The book was based on her dissertation at Georgetown University on the influence of first ladies on public opinion. Dr. Wright described how the role of presidential spouses has grown over the years. She pointed out that their approval polling tends to be higher than that of the President, and for the most part, much higher than that of the Vice-President—making the First Lady a powerful asset to White House communication strategies and on the campaign trail. Another characteristic that Dr. Wright emphasized was the increasing number of policy initiatives supported by the spouses, and how those initiatives typically align with and support the policies of the President. Whether it is Mrs. Bush’s push to increase childhood literacy in support of President Bush’s legislative agenda on No Child Left Behind, or Mrs. Obama’s Let’s Move campaign in conjunction with President Obama’s support of the Affordable Care Act, spouses pick initiatives that support and expand the ideas of the Presidents.
At the conclusion of Dr. Wright’s remarks, Dr. Lori Taylor, Director of the Mosbacher Institute, introduced the rest of the panelists, and Anita McBride, Lissa Muscatine, and Ann Compton joined Dr. Wright on stage for a discussion on the role of spouses in the White House. Among the topics they discussed were what the American people expected from a presidential spouse. Ms. McBride commented on the need to draw on their ability to be relatable and allow people to draw on their authenticity. Ms. Muscatine pointed out that once in office, first ladies are under the microscope, and knowing how to deal with that type of pressure and coverage is key for a successful presidential spouse. Another question moderated by Ms. Compton looked to the historical context of the presidential spouses and asked the panelists for the defining moment when the first ladies gained prominence in the policy-making agenda of the White House. While there was differing discussion on when it began, all of the panelists pointed to the importance of First Lady Rosalynn Carter and her role in creating a permanent staff dedicated to the agenda of the President’s spouse.
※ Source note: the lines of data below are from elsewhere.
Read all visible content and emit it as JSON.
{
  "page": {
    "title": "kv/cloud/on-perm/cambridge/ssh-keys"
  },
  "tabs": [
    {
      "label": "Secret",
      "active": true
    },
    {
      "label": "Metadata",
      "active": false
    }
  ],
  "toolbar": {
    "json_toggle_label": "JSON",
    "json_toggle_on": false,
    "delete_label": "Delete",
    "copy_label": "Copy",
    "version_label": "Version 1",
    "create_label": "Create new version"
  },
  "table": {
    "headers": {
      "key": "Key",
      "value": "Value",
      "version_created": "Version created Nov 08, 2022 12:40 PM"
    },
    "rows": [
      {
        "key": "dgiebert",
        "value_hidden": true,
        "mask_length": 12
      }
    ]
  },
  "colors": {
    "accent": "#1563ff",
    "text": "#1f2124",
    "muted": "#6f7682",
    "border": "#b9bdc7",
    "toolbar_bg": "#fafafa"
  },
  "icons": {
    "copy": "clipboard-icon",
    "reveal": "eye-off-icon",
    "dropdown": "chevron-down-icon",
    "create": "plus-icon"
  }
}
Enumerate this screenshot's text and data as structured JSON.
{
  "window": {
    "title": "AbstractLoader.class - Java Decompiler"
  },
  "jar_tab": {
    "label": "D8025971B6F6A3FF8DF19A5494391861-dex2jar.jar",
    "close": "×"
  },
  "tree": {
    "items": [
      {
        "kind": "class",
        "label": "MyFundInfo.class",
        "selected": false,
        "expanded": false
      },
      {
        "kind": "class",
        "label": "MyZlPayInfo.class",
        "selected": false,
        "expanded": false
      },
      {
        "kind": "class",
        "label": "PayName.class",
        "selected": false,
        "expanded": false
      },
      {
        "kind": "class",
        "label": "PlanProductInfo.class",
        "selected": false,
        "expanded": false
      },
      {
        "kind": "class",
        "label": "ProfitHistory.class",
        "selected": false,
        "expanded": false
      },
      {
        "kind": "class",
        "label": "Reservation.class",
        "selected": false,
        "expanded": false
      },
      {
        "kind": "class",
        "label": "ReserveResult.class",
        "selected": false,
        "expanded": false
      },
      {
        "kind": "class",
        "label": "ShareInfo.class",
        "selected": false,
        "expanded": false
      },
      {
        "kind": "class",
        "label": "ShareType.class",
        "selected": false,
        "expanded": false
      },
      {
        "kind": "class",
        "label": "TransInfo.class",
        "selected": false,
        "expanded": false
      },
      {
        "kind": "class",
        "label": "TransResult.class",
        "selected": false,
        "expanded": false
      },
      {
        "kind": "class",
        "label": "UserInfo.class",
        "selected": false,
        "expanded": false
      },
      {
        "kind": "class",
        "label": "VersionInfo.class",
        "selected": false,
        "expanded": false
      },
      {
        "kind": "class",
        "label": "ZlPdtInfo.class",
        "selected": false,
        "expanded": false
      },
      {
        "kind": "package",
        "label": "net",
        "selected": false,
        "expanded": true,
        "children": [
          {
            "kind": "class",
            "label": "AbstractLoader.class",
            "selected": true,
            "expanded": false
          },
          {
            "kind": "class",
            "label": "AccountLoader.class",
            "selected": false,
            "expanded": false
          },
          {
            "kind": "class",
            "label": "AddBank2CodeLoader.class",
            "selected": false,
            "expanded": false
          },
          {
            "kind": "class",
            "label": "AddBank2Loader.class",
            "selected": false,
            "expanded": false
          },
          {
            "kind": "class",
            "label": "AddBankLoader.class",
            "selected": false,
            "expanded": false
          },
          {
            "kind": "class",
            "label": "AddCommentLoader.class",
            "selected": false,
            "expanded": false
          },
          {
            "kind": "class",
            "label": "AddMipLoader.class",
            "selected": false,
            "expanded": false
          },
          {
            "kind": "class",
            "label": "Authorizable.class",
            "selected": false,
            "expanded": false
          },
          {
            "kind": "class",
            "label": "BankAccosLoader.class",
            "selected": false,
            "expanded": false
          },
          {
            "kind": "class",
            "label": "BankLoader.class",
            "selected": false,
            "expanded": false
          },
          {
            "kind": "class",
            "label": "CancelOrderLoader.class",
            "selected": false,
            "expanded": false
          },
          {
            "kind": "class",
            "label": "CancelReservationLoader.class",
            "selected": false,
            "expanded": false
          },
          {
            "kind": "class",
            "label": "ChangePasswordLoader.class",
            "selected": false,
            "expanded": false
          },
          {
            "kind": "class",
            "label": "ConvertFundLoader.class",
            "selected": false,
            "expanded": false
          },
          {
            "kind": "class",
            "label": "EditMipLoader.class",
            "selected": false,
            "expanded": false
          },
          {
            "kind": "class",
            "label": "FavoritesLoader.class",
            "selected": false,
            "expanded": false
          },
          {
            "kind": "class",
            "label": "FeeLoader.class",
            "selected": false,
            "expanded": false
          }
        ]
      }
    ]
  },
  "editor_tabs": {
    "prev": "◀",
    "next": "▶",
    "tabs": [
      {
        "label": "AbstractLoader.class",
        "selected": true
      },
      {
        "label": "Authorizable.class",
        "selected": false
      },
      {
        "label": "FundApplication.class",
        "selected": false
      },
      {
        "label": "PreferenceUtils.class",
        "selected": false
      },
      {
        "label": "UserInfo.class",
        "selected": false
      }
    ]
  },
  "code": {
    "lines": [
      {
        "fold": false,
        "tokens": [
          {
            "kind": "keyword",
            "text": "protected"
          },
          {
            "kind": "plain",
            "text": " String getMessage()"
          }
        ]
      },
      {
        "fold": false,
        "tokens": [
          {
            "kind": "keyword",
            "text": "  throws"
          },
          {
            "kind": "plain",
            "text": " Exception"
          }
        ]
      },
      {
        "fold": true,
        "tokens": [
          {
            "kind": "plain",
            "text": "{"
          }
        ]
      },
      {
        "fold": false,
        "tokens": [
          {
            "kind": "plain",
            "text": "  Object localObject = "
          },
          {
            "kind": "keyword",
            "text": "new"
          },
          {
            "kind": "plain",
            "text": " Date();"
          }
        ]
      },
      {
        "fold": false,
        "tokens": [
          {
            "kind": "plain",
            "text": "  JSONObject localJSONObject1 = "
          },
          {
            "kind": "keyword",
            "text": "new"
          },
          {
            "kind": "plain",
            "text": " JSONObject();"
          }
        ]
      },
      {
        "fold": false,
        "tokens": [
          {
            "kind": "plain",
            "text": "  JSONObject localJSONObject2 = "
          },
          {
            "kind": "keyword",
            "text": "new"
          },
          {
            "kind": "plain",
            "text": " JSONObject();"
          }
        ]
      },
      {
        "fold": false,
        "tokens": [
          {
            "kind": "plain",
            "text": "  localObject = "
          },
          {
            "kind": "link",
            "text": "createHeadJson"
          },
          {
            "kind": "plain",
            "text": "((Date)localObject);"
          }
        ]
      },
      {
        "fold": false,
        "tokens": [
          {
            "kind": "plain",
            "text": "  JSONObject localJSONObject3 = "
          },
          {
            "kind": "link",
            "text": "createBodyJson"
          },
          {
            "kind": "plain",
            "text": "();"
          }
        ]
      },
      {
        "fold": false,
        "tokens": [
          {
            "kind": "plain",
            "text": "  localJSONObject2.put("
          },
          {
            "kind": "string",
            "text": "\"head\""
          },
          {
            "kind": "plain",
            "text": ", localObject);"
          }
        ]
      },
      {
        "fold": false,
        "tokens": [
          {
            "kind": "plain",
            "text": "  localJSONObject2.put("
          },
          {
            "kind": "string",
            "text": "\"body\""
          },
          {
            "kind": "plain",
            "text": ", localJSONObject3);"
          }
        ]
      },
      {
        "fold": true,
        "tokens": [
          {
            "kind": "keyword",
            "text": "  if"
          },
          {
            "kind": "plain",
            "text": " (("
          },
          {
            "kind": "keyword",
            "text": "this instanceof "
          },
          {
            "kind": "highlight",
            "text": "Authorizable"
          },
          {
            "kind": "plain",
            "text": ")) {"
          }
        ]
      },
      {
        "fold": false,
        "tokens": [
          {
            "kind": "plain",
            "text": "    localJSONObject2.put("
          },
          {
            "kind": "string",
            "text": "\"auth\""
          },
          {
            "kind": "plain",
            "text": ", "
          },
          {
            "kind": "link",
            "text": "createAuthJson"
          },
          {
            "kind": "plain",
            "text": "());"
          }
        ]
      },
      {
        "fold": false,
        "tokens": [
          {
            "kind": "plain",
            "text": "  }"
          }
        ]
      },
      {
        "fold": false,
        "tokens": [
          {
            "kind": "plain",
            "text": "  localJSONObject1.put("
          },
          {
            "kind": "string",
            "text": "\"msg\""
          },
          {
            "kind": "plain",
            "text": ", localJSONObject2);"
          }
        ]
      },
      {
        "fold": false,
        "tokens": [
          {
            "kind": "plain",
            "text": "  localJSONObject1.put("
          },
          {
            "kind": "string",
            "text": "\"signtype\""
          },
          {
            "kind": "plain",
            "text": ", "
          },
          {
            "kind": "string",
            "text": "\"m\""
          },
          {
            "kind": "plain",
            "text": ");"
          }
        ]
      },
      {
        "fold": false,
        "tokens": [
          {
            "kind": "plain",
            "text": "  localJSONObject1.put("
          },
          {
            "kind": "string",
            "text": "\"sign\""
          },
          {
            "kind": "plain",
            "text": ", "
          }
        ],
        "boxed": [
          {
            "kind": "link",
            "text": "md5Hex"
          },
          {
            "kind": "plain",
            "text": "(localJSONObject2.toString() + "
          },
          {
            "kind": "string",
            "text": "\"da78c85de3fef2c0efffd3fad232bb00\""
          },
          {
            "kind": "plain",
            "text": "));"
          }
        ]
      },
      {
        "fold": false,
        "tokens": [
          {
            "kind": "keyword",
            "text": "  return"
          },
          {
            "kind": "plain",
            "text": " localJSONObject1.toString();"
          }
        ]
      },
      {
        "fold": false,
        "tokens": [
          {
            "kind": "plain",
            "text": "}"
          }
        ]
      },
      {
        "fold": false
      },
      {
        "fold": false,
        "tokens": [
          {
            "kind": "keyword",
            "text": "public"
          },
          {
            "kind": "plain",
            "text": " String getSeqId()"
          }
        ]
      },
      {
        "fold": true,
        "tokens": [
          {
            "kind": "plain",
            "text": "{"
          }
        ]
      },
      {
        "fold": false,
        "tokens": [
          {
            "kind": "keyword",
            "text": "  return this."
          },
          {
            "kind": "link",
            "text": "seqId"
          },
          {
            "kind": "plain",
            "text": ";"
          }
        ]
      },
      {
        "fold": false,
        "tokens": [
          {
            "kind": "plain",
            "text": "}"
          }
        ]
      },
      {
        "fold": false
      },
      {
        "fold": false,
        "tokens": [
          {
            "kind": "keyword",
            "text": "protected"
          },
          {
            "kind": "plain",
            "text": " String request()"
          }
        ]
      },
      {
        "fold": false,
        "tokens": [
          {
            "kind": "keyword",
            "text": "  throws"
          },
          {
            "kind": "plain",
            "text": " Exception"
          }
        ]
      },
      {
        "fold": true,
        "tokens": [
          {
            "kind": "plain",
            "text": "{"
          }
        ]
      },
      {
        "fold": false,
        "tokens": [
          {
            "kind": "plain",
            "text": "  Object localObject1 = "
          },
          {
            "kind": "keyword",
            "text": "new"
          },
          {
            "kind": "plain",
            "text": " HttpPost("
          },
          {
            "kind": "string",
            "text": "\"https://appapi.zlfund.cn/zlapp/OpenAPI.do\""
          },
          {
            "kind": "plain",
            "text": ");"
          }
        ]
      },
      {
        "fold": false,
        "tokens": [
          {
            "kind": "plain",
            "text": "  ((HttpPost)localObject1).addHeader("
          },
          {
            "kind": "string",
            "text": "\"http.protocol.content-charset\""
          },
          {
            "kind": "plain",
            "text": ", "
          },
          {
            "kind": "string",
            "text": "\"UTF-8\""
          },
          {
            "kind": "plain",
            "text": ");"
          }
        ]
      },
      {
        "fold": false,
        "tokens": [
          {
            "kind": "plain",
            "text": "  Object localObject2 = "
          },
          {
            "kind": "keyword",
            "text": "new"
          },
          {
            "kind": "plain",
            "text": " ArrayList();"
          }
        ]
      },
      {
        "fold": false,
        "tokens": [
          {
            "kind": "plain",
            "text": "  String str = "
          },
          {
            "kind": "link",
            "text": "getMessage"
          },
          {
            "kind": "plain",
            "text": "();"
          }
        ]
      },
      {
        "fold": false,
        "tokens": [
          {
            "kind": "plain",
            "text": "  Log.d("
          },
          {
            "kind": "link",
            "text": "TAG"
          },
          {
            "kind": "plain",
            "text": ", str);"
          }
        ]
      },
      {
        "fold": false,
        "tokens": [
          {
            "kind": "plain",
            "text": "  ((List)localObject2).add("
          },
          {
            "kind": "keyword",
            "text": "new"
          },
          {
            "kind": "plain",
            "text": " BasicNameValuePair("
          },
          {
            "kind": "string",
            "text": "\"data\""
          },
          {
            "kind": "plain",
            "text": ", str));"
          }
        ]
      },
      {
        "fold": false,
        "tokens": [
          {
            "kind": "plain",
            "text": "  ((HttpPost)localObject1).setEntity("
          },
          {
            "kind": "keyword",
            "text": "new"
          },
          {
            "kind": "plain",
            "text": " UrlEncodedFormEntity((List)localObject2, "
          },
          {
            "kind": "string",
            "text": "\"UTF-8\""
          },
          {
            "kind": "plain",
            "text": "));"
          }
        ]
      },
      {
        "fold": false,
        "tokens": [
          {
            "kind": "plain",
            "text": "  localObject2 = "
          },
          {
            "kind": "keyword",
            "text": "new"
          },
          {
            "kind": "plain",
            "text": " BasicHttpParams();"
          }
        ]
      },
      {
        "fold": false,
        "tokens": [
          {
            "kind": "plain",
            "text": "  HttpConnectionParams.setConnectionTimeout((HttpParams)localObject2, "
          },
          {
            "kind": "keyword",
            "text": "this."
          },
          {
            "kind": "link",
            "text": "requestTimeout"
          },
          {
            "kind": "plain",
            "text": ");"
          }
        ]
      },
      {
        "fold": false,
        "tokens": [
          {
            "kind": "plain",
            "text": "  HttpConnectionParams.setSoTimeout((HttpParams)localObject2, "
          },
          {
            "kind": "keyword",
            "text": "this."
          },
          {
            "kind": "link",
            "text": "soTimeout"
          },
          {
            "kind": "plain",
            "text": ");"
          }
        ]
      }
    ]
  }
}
After the panel concluded, Ms. Compton had a surprise presentation for the audience highlighting the experiences of First Lady Barbara Bush. The slide show concluded with the words, “She always was at the president’s side. She had his back, and she had ours.” The Bush School was honored to host an event dedicated to understanding the position that Mrs. Bush held with such dignity and pride.